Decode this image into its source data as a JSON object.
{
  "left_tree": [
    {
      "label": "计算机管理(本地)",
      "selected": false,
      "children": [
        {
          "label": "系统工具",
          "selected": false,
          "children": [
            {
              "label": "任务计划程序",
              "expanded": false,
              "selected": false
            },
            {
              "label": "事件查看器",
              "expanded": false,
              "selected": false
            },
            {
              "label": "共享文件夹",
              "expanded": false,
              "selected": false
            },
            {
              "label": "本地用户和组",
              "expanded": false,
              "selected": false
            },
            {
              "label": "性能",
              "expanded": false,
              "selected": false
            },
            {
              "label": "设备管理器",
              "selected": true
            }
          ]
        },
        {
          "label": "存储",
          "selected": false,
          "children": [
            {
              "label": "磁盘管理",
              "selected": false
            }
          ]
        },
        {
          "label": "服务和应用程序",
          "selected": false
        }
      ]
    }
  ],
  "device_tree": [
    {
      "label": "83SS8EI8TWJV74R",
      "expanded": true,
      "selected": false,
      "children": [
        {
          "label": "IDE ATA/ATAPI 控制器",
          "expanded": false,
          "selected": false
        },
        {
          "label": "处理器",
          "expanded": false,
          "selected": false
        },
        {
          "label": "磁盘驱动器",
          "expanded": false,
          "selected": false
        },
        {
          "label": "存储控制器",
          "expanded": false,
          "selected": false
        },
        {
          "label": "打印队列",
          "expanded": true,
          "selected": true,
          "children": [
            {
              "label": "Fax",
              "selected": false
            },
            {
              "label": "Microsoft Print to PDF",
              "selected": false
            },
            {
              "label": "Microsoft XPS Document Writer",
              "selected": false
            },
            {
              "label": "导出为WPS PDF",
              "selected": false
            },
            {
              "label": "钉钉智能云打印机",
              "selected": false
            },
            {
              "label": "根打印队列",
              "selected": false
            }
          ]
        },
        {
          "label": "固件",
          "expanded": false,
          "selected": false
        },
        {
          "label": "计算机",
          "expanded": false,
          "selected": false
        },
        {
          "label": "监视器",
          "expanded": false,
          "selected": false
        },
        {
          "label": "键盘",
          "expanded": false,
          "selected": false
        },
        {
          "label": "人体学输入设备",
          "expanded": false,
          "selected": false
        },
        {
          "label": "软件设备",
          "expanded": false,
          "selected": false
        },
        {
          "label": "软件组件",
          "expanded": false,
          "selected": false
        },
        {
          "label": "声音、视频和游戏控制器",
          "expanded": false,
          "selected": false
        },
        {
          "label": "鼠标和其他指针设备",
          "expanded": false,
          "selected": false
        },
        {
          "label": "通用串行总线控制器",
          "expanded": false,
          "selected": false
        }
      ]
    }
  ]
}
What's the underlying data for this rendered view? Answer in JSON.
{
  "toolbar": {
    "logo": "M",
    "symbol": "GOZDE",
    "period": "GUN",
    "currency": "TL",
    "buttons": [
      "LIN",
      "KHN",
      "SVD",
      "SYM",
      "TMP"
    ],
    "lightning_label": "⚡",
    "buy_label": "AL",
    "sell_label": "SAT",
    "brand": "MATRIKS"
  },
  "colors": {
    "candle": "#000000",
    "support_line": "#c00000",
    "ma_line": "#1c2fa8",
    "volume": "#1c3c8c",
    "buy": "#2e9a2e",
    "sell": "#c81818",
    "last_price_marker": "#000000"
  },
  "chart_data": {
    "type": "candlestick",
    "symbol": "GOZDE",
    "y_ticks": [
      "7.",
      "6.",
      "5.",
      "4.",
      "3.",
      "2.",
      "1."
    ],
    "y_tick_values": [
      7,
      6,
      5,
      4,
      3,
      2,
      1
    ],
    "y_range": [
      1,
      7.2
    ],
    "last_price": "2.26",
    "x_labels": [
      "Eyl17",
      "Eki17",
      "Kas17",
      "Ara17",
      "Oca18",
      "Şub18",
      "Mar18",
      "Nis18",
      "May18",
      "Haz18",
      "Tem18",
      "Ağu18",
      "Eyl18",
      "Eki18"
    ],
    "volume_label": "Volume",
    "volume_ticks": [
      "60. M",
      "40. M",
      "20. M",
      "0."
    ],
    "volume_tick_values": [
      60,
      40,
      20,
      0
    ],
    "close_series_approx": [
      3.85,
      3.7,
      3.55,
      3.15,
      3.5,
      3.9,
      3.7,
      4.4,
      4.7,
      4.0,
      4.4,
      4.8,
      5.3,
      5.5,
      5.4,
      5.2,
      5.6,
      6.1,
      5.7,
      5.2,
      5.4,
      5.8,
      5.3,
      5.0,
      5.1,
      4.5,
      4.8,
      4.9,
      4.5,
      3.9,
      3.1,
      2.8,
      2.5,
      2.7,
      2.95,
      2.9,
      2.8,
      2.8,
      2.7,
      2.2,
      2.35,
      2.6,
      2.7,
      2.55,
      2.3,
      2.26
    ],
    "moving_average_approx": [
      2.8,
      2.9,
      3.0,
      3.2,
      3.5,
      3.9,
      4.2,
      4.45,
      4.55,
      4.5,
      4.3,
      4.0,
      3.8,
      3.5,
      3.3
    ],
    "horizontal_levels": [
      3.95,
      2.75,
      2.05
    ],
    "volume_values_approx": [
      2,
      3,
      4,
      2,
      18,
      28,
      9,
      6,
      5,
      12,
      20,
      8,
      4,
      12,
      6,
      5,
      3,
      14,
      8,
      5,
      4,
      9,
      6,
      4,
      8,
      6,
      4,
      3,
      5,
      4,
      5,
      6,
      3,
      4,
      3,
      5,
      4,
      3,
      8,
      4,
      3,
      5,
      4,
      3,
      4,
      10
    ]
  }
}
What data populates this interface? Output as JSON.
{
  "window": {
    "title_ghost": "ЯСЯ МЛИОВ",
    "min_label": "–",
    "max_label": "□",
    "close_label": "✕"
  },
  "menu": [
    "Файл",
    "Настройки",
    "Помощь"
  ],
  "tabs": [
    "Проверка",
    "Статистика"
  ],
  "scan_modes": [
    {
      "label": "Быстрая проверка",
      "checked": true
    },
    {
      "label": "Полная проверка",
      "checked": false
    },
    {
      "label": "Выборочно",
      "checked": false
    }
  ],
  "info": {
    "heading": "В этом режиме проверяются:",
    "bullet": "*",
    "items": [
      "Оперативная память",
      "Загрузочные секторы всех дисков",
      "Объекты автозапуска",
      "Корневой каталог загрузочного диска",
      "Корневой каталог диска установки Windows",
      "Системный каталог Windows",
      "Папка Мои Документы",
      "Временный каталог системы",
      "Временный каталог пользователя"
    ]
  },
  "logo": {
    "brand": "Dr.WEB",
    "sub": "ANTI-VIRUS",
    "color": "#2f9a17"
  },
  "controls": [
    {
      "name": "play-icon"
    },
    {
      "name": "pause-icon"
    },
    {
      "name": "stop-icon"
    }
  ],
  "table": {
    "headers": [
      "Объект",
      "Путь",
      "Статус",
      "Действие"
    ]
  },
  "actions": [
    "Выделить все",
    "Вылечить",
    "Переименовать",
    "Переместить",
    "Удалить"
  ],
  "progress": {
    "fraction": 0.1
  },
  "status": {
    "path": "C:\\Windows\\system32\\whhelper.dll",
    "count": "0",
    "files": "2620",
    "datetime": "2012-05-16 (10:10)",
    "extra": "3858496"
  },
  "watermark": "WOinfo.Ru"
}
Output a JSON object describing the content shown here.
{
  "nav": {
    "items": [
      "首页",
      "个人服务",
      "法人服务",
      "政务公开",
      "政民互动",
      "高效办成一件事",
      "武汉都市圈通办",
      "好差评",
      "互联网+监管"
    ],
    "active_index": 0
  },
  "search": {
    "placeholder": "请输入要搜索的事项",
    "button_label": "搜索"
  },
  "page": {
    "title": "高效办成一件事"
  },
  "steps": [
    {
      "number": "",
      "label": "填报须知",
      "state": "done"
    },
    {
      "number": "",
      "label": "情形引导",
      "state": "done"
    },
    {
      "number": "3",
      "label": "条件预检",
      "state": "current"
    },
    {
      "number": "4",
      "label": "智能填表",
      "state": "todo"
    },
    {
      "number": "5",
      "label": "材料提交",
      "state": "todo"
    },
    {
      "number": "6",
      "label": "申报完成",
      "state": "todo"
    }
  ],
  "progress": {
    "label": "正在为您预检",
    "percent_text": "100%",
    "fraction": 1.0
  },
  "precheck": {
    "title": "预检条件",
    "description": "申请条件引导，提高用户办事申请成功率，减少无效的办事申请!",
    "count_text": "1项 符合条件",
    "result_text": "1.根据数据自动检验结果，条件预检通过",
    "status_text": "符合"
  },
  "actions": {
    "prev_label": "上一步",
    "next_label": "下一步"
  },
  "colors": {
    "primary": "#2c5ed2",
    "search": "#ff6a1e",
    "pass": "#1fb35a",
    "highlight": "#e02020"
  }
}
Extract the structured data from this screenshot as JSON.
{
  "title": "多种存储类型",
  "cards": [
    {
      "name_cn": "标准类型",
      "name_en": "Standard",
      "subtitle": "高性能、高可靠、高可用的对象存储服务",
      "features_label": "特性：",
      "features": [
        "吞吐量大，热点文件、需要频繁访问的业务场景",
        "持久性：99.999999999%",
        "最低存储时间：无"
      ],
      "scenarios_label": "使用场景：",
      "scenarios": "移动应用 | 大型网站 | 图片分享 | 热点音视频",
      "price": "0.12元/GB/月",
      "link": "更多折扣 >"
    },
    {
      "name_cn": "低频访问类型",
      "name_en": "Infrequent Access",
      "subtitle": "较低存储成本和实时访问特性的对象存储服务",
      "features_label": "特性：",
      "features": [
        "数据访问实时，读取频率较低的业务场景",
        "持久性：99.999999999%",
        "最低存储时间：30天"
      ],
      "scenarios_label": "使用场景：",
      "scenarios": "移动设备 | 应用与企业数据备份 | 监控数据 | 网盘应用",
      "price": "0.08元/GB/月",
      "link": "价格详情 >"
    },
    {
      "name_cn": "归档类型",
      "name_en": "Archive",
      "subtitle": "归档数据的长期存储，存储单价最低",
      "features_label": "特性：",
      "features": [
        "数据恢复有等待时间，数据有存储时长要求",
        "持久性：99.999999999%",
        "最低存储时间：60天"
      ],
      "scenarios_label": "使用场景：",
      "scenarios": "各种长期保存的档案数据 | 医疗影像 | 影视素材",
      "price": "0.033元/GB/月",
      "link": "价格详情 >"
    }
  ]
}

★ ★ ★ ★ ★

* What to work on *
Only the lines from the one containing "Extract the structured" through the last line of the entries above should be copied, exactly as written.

* Answer to this exercise *
Extract the structured data from this screenshot as JSON.
{
  "title": "多种存储类型",
  "cards": [
    {
      "name_cn": "标准类型",
      "name_en": "Standard",
      "subtitle": "高性能、高可靠、高可用的对象存储服务",
      "features_label": "特性：",
      "features": [
        "吞吐量大，热点文件、需要频繁访问的业务场景",
        "持久性：99.999999999%",
        "最低存储时间：无"
      ],
      "scenarios_label": "使用场景：",
      "scenarios": "移动应用 | 大型网站 | 图片分享 | 热点音视频",
      "price": "0.12元/GB/月",
      "link": "更多折扣 >"
    },
    {
      "name_cn": "低频访问类型",
      "name_en": "Infrequent Access",
      "subtitle": "较低存储成本和实时访问特性的对象存储服务",
      "features_label": "特性：",
      "features": [
        "数据访问实时，读取频率较低的业务场景",
        "持久性：99.999999999%",
        "最低存储时间：30天"
      ],
      "scenarios_label": "使用场景：",
      "scenarios": "移动设备 | 应用与企业数据备份 | 监控数据 | 网盘应用",
      "price": "0.08元/GB/月",
      "link": "价格详情 >"
    },
    {
      "name_cn": "归档类型",
      "name_en": "Archive",
      "subtitle": "归档数据的长期存储，存储单价最低",
      "features_label": "特性：",
      "features": [
        "数据恢复有等待时间，数据有存储时长要求",
        "持久性：99.999999999%",
        "最低存储时间：60天"
      ],
      "scenarios_label": "使用场景：",
      "scenarios": "各种长期保存的档案数据 | 医疗影像 | 影视素材",
      "price": "0.033元/GB/月",
      "link": "价格详情 >"
    }
  ]
}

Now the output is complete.